In 2015, Mick Fanning was attacked by a Great White Shark on live television.
The surfer made it out unscathed, but the same couldn't be said for his yellow-bottomed board.
The incident reignited a debate around "yum yum yellow", the theory that sharks are attracted to the color yellow and are more likely to attack surfers who wear it.
It was a theory that Fanning himself bought into, as he changed the color of his board soon after his encounter in Jeffreys Bay, South Africa.
And while there are some merits to this theory, there's a little more to it than sharks simply liking to chow-down on yellow things.
What is Yum Yum Yellow?
In the 1970s the US Navy conducted studies to determine the color of life vest that was least likely to incite a shark attack.
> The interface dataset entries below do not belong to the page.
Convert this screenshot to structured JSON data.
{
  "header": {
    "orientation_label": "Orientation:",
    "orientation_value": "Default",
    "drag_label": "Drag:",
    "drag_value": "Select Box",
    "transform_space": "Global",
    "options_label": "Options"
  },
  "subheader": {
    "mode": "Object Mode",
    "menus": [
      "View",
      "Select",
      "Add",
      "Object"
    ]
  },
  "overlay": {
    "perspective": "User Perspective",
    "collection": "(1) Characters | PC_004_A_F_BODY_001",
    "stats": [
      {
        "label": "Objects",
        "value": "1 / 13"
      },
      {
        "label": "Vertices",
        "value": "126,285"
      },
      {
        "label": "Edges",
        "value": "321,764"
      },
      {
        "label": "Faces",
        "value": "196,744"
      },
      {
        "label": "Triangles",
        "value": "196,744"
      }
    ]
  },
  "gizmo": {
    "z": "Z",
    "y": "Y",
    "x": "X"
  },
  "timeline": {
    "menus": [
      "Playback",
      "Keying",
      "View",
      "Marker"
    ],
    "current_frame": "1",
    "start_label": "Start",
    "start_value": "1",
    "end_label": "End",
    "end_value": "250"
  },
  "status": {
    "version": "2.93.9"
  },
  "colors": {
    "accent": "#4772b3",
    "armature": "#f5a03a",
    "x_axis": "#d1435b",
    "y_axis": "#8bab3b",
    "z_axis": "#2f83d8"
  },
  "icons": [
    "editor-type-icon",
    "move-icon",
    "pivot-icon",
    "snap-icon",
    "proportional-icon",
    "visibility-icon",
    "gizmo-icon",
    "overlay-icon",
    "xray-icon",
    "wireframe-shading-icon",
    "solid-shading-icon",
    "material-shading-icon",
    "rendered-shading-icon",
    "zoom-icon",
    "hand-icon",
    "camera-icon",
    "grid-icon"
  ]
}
They found that sharks were more likely to go after swimmers wearing yellow, and so the idea of yum yum yellow was born.
Is it True?
We can't see what sharks see, but we do know how their eyes work in comparison to our own, and it seems that they lack the ability to see colors in the same way that we do.
In other words, they are basically color blind, but they can still see shades of monochrome.
The difference between yellow and black is quite striking to us, but to a shark, it could be the equivalent of a really light shade of black and a really dark one.
Bright colors are more attractive simply because they stand out more, or so the theory goes.
We also know that many species of shark, including tiger sharks and bull sharks, seem to completely ignore muted colors like black and blue.
It could be that there is some truth to the myth, but it's more likely that sharks are attracted to the lightness and brightness as it stands out more.
In truth, we don't really know.
Many surfers and scuba divers insist that yellow boards, wetsuits, and flippers are more likely to be attacked, and it seems that everyone has an anecdotal story of a shark encounter that seemingly backs this up.
It was even tested on an episode of MythBusters during Shark Week.
They used different colored bags of bait to see which ones the sharks preferred, and while "food" seemed to be the only preference that sharks had, they did lean more toward the yellow bags.
What Should You Wear?
If you're worried about shark attacks, don't use yellow surfboards and don't wear high contrast colors.
Anything that makes you stand out more against the ocean is likely to make you more of a target.
Of course, it's worth noting that shark attacks are very rare and there is a tradeoff taking place.
People typically wear bright lifejackets and wetsuits so that they can be seen from the air or from a distance if they become lost.
Colors, Sharks, and Misunderstandings
Humans react to colors in unique and surprising ways. Red is seen as the color of anger and fear, but it's also seen as the color of dominance.
A study on Olympic combat sports found that judges were more likely to vote for the red fighter than the blue or grey fighter during close contests.
It has also been suggested that blue is calming, green triggers feelings of wellbeing, and orange sparks creativity.
It seems that these colors trigger a psychological connection.
When we see red, we think of blood, warnings, and anger; green is associated with nature, blue with the sky and sea.
As for yellow, it tends to make us happy, possibly because of its association with the sun and warmth.
But when sharks see that little yellow blob bobbing around in the water, they're not thinking, "That makes me really happy".
They just see something floating, something that catches their eye, and they think to themselves, "I'll go and have a bite and see what happens."
You could always wear red and try to show your dominance, but we wouldn't recommend it.